§ Required action
The expected output is a copy of every line in the records with the string "here".

§ Records to process
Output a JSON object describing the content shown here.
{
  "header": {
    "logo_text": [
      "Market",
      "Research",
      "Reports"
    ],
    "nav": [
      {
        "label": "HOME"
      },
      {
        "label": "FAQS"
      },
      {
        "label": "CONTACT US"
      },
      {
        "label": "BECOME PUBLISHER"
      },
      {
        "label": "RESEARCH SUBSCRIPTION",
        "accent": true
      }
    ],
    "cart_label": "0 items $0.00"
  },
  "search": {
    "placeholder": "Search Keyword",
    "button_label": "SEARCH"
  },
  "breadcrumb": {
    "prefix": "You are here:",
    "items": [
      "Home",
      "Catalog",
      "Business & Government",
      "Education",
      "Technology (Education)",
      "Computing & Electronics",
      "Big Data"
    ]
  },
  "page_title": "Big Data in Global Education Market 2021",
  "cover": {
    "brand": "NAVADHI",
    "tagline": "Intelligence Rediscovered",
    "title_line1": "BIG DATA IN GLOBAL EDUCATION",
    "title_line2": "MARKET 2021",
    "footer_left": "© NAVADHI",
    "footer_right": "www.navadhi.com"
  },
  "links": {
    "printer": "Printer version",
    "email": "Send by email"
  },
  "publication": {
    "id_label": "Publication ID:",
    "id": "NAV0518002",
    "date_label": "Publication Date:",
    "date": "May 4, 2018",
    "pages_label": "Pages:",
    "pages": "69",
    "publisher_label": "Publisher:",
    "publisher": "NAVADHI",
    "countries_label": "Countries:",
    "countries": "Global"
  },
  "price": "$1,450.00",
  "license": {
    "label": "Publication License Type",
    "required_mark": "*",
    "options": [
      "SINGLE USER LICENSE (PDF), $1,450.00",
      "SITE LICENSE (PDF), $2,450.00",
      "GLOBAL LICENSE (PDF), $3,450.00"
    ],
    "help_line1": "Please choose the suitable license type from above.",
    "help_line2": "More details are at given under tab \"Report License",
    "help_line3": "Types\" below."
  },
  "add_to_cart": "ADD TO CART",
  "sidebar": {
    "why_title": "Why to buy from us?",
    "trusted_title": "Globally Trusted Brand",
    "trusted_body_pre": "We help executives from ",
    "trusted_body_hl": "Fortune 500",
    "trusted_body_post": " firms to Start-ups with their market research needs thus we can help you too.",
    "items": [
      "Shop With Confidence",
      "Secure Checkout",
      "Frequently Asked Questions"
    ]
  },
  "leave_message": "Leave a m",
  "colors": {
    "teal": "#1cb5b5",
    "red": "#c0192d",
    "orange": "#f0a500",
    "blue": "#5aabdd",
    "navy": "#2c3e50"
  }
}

§ Written response
Output a JSON object describing the content shown here.
    "prefix": "You are here:",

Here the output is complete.